Task directions
A single number is the whole answer: the tally of lines in the data below that include the word "header".
=====
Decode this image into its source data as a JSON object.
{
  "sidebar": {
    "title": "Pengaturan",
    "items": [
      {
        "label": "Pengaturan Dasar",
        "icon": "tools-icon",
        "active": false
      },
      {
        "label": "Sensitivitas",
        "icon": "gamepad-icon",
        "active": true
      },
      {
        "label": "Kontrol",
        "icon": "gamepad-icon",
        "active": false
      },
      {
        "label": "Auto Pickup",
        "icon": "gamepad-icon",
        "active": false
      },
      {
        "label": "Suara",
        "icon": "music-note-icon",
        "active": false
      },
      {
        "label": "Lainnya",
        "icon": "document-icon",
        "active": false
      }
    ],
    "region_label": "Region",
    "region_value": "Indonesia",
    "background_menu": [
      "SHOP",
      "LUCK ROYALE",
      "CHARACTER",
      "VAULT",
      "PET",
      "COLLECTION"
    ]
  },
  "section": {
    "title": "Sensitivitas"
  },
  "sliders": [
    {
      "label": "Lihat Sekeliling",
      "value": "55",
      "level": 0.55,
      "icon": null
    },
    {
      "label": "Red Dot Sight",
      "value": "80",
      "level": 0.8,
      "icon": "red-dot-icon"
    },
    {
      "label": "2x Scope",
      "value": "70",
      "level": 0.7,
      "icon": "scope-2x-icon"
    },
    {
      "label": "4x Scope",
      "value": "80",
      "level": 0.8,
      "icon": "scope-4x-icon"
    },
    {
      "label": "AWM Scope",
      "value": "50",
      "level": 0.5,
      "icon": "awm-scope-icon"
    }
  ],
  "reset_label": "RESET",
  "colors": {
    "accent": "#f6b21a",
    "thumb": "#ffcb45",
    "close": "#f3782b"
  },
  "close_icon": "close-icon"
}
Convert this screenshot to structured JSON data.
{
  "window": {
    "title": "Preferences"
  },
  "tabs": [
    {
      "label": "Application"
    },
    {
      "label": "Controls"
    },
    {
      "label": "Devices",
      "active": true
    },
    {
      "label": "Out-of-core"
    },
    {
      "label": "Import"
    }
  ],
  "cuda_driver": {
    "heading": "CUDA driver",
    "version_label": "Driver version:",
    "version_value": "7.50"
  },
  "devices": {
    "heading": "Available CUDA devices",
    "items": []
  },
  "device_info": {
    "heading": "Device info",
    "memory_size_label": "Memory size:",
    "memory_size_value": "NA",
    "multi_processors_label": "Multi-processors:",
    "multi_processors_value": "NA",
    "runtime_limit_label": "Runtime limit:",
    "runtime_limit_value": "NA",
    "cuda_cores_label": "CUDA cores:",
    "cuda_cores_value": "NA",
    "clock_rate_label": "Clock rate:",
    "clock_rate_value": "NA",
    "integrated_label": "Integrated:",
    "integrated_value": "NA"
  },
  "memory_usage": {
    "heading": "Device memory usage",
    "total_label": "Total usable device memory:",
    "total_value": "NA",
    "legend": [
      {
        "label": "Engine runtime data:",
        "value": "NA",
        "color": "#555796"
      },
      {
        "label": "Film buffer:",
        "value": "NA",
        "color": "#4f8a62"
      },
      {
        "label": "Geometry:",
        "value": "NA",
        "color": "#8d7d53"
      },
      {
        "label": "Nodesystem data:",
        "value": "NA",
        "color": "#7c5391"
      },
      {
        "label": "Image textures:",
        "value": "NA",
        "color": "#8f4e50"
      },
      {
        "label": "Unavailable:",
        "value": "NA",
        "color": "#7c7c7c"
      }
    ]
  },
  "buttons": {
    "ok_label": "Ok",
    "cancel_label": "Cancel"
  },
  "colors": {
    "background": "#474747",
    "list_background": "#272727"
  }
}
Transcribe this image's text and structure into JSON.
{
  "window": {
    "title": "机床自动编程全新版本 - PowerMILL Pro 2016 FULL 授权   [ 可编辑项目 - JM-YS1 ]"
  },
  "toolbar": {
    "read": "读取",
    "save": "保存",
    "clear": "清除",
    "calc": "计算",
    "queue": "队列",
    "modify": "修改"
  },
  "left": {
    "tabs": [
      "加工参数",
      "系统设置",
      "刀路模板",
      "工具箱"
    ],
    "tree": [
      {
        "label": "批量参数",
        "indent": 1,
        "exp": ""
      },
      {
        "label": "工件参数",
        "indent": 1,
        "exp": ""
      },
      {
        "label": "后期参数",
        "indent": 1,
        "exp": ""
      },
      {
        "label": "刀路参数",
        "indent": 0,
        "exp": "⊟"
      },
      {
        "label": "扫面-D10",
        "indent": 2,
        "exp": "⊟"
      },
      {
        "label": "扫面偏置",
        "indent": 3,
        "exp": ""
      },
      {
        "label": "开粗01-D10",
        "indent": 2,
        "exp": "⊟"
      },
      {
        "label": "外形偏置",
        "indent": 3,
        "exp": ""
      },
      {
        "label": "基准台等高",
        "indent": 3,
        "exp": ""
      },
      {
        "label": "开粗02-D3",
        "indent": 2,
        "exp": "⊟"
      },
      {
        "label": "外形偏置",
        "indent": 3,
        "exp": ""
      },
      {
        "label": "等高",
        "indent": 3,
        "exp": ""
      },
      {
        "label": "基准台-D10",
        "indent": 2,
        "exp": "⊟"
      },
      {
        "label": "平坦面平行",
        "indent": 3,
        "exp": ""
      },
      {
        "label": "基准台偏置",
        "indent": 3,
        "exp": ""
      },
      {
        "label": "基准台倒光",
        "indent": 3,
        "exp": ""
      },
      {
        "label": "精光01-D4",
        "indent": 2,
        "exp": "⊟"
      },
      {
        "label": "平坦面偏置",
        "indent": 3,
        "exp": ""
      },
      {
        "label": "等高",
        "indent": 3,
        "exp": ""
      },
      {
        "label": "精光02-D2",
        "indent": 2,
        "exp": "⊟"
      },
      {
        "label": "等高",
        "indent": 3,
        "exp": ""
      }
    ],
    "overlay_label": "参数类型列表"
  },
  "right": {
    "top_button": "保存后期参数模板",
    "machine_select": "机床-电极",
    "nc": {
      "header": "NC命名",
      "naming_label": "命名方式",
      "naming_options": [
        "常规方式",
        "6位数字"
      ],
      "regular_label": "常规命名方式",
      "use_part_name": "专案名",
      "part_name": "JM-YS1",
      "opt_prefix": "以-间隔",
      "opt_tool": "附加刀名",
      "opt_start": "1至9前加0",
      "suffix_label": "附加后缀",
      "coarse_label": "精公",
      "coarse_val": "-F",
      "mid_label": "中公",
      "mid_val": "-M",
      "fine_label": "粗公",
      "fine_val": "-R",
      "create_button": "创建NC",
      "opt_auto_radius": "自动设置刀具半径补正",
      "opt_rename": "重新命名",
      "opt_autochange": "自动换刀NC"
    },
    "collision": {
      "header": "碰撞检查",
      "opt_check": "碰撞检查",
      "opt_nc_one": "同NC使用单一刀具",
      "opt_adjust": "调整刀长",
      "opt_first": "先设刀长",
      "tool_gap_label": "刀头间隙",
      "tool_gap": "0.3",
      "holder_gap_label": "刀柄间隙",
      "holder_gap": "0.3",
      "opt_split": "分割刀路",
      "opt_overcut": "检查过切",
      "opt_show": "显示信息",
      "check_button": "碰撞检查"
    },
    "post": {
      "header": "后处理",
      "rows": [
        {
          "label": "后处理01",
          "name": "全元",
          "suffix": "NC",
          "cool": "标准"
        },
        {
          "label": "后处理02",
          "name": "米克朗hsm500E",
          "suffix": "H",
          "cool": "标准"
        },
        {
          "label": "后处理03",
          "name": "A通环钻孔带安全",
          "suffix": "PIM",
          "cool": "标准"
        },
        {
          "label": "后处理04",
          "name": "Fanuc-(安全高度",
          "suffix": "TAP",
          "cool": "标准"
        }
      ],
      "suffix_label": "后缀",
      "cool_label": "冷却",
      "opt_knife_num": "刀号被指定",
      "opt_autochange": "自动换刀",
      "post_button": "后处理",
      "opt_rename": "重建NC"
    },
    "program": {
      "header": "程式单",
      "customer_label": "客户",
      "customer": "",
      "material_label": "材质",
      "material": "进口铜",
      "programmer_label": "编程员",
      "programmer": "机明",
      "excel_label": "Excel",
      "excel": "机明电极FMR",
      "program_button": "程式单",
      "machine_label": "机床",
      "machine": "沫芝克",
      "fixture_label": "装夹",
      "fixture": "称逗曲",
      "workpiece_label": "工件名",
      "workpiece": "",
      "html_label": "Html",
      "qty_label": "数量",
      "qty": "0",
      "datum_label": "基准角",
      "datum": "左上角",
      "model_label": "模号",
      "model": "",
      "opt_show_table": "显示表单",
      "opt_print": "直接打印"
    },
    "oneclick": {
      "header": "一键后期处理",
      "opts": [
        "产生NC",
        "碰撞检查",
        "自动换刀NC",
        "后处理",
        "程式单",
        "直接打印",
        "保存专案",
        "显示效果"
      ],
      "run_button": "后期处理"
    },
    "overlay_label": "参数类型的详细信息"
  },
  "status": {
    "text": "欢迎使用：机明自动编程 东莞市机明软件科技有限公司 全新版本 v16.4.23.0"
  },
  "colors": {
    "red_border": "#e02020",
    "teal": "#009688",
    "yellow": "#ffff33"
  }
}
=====
Exercise result
5